Many people don’t understand what the Church means by saying “mortal” and “venial” sin. What’s the big difference? All sins are wrong, right? While all sin is wrongdoing, there are some sins that are more serious than others. We should all be able to agree upon that point. After all, many people would say that killing someone is more serious than stealing, or that swearing at your parents is worse than disrespecting a stranger. Even the law differentiates between murder which is not thought out and murder which is pre-meditated.
What is Venial Sin?

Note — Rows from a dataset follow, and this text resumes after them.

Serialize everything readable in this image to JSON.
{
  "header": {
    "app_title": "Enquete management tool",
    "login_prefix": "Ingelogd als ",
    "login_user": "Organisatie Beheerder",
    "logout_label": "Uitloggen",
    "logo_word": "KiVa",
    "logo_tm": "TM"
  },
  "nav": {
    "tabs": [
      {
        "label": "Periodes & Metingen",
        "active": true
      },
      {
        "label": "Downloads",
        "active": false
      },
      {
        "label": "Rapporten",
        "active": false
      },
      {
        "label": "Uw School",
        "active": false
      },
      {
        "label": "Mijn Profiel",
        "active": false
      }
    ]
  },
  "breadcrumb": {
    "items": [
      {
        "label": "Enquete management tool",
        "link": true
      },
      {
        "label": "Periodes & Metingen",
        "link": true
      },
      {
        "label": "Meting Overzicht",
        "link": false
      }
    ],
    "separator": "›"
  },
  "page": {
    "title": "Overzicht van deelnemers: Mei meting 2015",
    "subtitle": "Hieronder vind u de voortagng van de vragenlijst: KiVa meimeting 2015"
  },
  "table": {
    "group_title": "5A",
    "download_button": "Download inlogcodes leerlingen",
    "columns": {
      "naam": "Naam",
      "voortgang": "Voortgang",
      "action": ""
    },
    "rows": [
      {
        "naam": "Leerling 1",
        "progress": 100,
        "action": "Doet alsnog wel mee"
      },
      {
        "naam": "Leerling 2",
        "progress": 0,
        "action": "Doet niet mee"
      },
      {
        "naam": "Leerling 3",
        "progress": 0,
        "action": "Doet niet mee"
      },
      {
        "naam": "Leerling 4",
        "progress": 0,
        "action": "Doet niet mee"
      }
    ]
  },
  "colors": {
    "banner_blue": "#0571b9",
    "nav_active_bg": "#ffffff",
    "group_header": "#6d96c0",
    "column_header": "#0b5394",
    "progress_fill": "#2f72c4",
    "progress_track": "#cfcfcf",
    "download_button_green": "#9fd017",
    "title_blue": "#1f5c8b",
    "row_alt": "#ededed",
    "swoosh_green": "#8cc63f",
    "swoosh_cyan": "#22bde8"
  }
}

Venial sins are the less serious of the two types of sin because they do not concern a grave matter or are committed in ignorance of the fact that the act is sinful. This will make more sense in the light of what constitutes mortal sin.
What is Mortal Sin?
Mortal sin is the more serious type of sin. In order for a sin to be considered mortal, it must meet three “conditions” (for lack of a better word):
- The object of the action was grave matter.
- The act was committed with full knowledge that it was sinful.
- The act was committed with the deliberate consent of the person.
(Catechism of the Catholic Church, paragraph 1857)
Let’s take each of those points one by one and explain what they mean in full.
1. The object of the action was grave matter.
Grave matter is defined by the Church to be anything against the Ten Commandments (Catechism of the Catholic Church, paragraph 1858). However, some sins are more serious than others even within this category. As I have already stated, murder is a more serious offense than theft, and injuring one’s parents is more serious than injuring a stranger.
2. The act was committed with full knowledge that it was sinful.
Mortal sins are committed with the person having full knowledge that the action was wrong. If this condition is removed (indeed, if any of the three conditions are removed from the situation) then the sin is not mortal. If a person is ignorant of the fact that the action is sinful, then it is a much less serious offense and is a venial sin.
3. The act was committed with the deliberate consent of the person.
This connects to the second condition. If a person knows the action to be sinful and then deliberately commits the sin anyway, the offense is greater than if the person had unknowingly and unwillingly committed the sin.
Mortal sins, because of their seriousness, “necessitate a new initiative of God’s mercy and a conversion of heart which is normally accomplished within the sacrament of reconciliation” (Catechism of the Catholic Church, paragraph 1856). For a biblical defense of the Sacrament of Reconciliation, see my post titled “Is Confession to a Priest Biblical?”.
But Wait a Minute! The Idea of Two Categories of Sin is Unbiblical.
Actually, this concept is found in Scripture. 1 John 5:16-17 states:
“If anyone sees his brother sinning, if the sin is not deadly, he should pray to God and he will give him life. This is only for those whose sin is not deadly. There is such a thing as deadly sin, about which I do not say that you should pray. All wrongdoing is sin, but there is sin that is not deadly.”
The Catholic Church teaches that there are two types of sin: mortal sin and venial sin. Mortal sins are the more serious of the two and kill the life of God’s grace within the soul, while venial sins are less serious offenses that nonetheless wound charity.
Got Questions? Just Ask! Do you have a question about the Catholic Church or what you have read in this post? Comment and tell me about it! I’ll address your question in a post for everyone. If you have a more personal question, please feel free to email me. God bless and thanks for reading!